John Pete Talamante was booked Friday on charges of kidnapping, aggravated battery and assault with intent to commit a violent felony.

Talamante was being held without bail in the McKinley County Detention Center, said Gallup police Chief Sylvester Stanley. More arrests were likely, he said.

The victim, 32-year-old Fausto Arellano, remained hospitalized in critical condition.
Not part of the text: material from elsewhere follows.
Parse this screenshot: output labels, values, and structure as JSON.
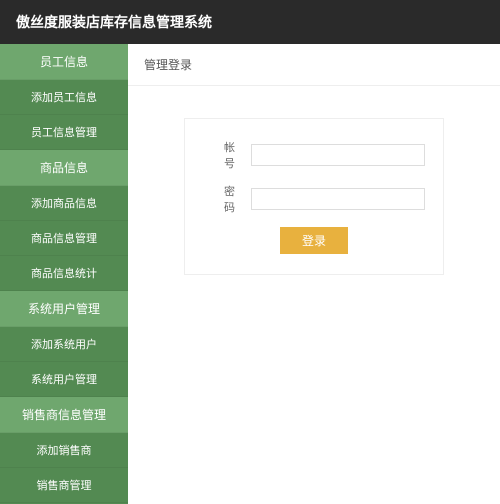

He had been bound by the ankles and pulled by a rope for some 4,000 feet on Easter morning, according to police.

Gallup, a town of 20,000 just east of the Arizona state line, is known as one of the largest American Indian trading centers in the Southwest.

King honored on 37th anniversary of his death

ATLANTA - The voice of Dr. Martin Luther King Jr. boomed again from the pulpit of Ebenezer Baptist Church on Saturday as dozens of people gathered to commemorate the 37th anniversary of the civil rights leader's assassination.

Excerpts of several King speeches were played over a loudspeaker at the church where King preached from 1960 to 1968, including his "I've Been to the Mountain Top" speech, delivered in Memphis just hours before his death.

After listening to the speeches, the multiracial audience of at least 100 people joined hands and sang the battle hymn of the civil rights movement, We Shall Overcome.

"Martin Luther King, more than any other American of the 20th century, had the power, the ability and the capacity to bring more people together to do good," said U.S. Rep. John Lewis, a lieutenant of King's during the civil rights movement.

Nine killed in two nearby car crashes in Michigan

ALMONT TOWNSHIP, Mich. - Two separate traffic accidents within two minutes and 35 miles of each other killed nine people, authorities said Saturday.

Police believe speed was likely a factor in both crashes.

One car apparently ran off a two-lane road late Friday in Almont Township, slammed into a large rock and several trees and caught fire, police said.

Five people died in that car.

In the second crash, a car crossed a center line while coming over a hill on a curve and struck another car head-on. The car that crossed the center line rolled over onto its roof and caught fire.

Passersby pulled people from the burning car, the Lapeer County Sheriff's Office said.

Two people in each car were dead at the scene, the Sheriff's Office said. Two other people from the car that caught fire were in good condition Saturday at a hospital in Flint.

Almont Township is about 50 miles north of Detroit.